Exercise: Reproduce the full listing below exactly. Do not include the pictures.

[[ Entries provided, beginning ]]

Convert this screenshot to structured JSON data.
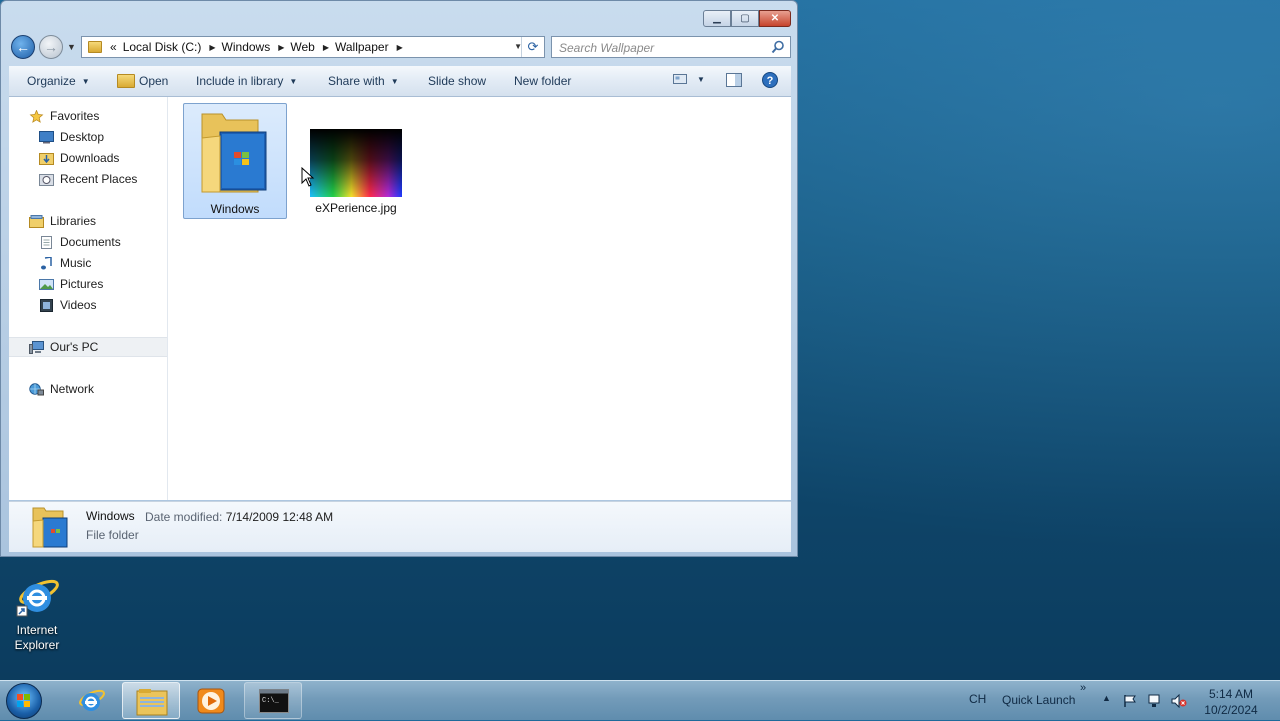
{
  "window": {
    "address": {
      "overflow_glyph": "«",
      "segments": [
        "Local Disk (C:)",
        "Windows",
        "Web",
        "Wallpaper"
      ]
    },
    "search_placeholder": "Search Wallpaper",
    "toolbar": {
      "organize": "Organize",
      "open": "Open",
      "include_in_library": "Include in library",
      "share_with": "Share with",
      "slide_show": "Slide show",
      "new_folder": "New folder"
    },
    "nav_pane": {
      "favorites": "Favorites",
      "desktop": "Desktop",
      "downloads": "Downloads",
      "recent_places": "Recent Places",
      "libraries": "Libraries",
      "documents": "Documents",
      "music": "Music",
      "pictures": "Pictures",
      "videos": "Videos",
      "computer": "Our's PC",
      "network": "Network"
    },
    "items": [
      {
        "name": "Windows",
        "selected": true
      },
      {
        "name": "eXPerience.jpg",
        "selected": false
      }
    ],
    "details": {
      "name": "Windows",
      "date_label": "Date modified:",
      "date_value": "7/14/2009 12:48 AM",
      "type": "File folder"
    }
  },
  "desktop": {
    "ie_label_line1": "Internet",
    "ie_label_line2": "Explorer"
  },
  "taskbar": {
    "language": "CH",
    "quick_launch": "Quick Launch",
    "quick_launch_chevron": "»",
    "time": "5:14 AM",
    "date": "10/2/2024"
  },
  "colors": {
    "accent_blue": "#1f5fa8",
    "close_red": "#c6442c",
    "selection": "#c1dcfc"
  }
}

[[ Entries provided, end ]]

Expected answer:
Convert this screenshot to structured JSON data.
{
  "window": {
    "address": {
      "overflow_glyph": "«",
      "segments": [
        "Local Disk (C:)",
        "Windows",
        "Web",
        "Wallpaper"
      ]
    },
    "search_placeholder": "Search Wallpaper",
    "toolbar": {
      "organize": "Organize",
      "open": "Open",
      "include_in_library": "Include in library",
      "share_with": "Share with",
      "slide_show": "Slide show",
      "new_folder": "New folder"
    },
    "nav_pane": {
      "favorites": "Favorites",
      "desktop": "Desktop",
      "downloads": "Downloads",
      "recent_places": "Recent Places",
      "libraries": "Libraries",
      "documents": "Documents",
      "music": "Music",
      "pictures": "Pictures",
      "videos": "Videos",
      "computer": "Our's PC",
      "network": "Network"
    },
    "items": [
      {
        "name": "Windows",
        "selected": true
      },
      {
        "name": "eXPerience.jpg",
        "selected": false
      }
    ],
    "details": {
      "name": "Windows",
      "date_label": "Date modified:",
      "date_value": "7/14/2009 12:48 AM",
      "type": "File folder"
    }
  },
  "desktop": {
    "ie_label_line1": "Internet",
    "ie_label_line2": "Explorer"
  },
  "taskbar": {
    "language": "CH",
    "quick_launch": "Quick Launch",
    "quick_launch_chevron": "»",
    "time": "5:14 AM",
    "date": "10/2/2024"
  },
  "colors": {
    "accent_blue": "#1f5fa8",
    "close_red": "#c6442c",
    "selection": "#c1dcfc"
  }
}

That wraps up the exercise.